__Web page and app entries__.
Content starts

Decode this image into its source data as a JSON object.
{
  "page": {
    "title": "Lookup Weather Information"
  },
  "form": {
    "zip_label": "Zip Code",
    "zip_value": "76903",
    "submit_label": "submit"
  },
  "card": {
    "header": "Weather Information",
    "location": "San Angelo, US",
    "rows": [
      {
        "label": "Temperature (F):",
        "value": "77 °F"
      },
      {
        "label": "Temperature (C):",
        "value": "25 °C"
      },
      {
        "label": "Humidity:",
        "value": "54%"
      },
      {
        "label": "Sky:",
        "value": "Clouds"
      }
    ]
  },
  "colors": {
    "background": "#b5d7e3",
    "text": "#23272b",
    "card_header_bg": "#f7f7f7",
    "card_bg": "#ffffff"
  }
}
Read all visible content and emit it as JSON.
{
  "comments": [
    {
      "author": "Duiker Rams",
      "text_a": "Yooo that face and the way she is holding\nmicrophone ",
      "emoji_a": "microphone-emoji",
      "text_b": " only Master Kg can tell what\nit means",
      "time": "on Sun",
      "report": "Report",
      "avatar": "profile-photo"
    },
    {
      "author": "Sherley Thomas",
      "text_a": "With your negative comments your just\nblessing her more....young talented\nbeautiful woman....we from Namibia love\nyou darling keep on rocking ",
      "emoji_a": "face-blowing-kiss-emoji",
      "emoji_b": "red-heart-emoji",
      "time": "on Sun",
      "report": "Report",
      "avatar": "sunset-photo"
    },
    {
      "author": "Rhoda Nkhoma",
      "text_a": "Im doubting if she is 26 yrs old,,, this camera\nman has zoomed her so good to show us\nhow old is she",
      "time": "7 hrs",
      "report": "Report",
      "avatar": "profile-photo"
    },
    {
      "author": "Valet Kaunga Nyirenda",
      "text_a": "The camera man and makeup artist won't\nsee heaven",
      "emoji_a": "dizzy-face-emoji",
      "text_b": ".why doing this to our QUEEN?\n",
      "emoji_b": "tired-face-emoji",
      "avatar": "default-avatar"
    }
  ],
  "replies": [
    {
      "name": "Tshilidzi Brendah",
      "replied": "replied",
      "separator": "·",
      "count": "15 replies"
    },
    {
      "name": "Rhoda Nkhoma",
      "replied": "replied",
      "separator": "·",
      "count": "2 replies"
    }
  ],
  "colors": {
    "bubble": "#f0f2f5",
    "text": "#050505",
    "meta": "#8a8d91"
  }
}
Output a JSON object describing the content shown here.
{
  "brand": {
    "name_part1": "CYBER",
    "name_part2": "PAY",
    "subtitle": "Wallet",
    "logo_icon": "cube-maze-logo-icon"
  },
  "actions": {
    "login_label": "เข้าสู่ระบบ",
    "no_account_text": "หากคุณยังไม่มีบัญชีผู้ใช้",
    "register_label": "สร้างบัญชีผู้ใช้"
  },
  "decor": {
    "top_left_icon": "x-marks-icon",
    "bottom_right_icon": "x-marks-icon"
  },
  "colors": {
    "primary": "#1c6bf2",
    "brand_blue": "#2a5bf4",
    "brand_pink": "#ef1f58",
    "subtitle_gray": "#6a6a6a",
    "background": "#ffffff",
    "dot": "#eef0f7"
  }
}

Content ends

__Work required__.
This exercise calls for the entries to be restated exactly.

__Exercise output__.
Decode this image into its source data as a JSON object.
{
  "page": {
    "title": "Lookup Weather Information"
  },
  "form": {
    "zip_label": "Zip Code",
    "zip_value": "76903",
    "submit_label": "submit"
  },
  "card": {
    "header": "Weather Information",
    "location": "San Angelo, US",
    "rows": [
      {
        "label": "Temperature (F):",
        "value": "77 °F"
      },
      {
        "label": "Temperature (C):",
        "value": "25 °C"
      },
      {
        "label": "Humidity:",
        "value": "54%"
      },
      {
        "label": "Sky:",
        "value": "Clouds"
      }
    ]
  },
  "colors": {
    "background": "#b5d7e3",
    "text": "#23272b",
    "card_header_bg": "#f7f7f7",
    "card_bg": "#ffffff"
  }
}
Read all visible content and emit it as JSON.
{
  "comments": [
    {
      "author": "Duiker Rams",
      "text_a": "Yooo that face and the way she is holding\nmicrophone ",
      "emoji_a": "microphone-emoji",
      "text_b": " only Master Kg can tell what\nit means",
      "time": "on Sun",
      "report": "Report",
      "avatar": "profile-photo"
    },
    {
      "author": "Sherley Thomas",
      "text_a": "With your negative comments your just\nblessing her more....young talented\nbeautiful woman....we from Namibia love\nyou darling keep on rocking ",
      "emoji_a": "face-blowing-kiss-emoji",
      "emoji_b": "red-heart-emoji",
      "time": "on Sun",
      "report": "Report",
      "avatar": "sunset-photo"
    },
    {
      "author": "Rhoda Nkhoma",
      "text_a": "Im doubting if she is 26 yrs old,,, this camera\nman has zoomed her so good to show us\nhow old is she",
      "time": "7 hrs",
      "report": "Report",
      "avatar": "profile-photo"
    },
    {
      "author": "Valet Kaunga Nyirenda",
      "text_a": "The camera man and makeup artist won't\nsee heaven",
      "emoji_a": "dizzy-face-emoji",
      "text_b": ".why doing this to our QUEEN?\n",
      "emoji_b": "tired-face-emoji",
      "avatar": "default-avatar"
    }
  ],
  "replies": [
    {
      "name": "Tshilidzi Brendah",
      "replied": "replied",
      "separator": "·",
      "count": "15 replies"
    },
    {
      "name": "Rhoda Nkhoma",
      "replied": "replied",
      "separator": "·",
      "count": "2 replies"
    }
  ],
  "colors": {
    "bubble": "#f0f2f5",
    "text": "#050505",
    "meta": "#8a8d91"
  }
}
Output a JSON object describing the content shown here.
{
  "brand": {
    "name_part1": "CYBER",
    "name_part2": "PAY",
    "subtitle": "Wallet",
    "logo_icon": "cube-maze-logo-icon"
  },
  "actions": {
    "login_label": "เข้าสู่ระบบ",
    "no_account_text": "หากคุณยังไม่มีบัญชีผู้ใช้",
    "register_label": "สร้างบัญชีผู้ใช้"
  },
  "decor": {
    "top_left_icon": "x-marks-icon",
    "bottom_right_icon": "x-marks-icon"
  },
  "colors": {
    "primary": "#1c6bf2",
    "brand_blue": "#2a5bf4",
    "brand_pink": "#ef1f58",
    "subtitle_gray": "#6a6a6a",
    "background": "#ffffff",
    "dot": "#eef0f7"
  }
}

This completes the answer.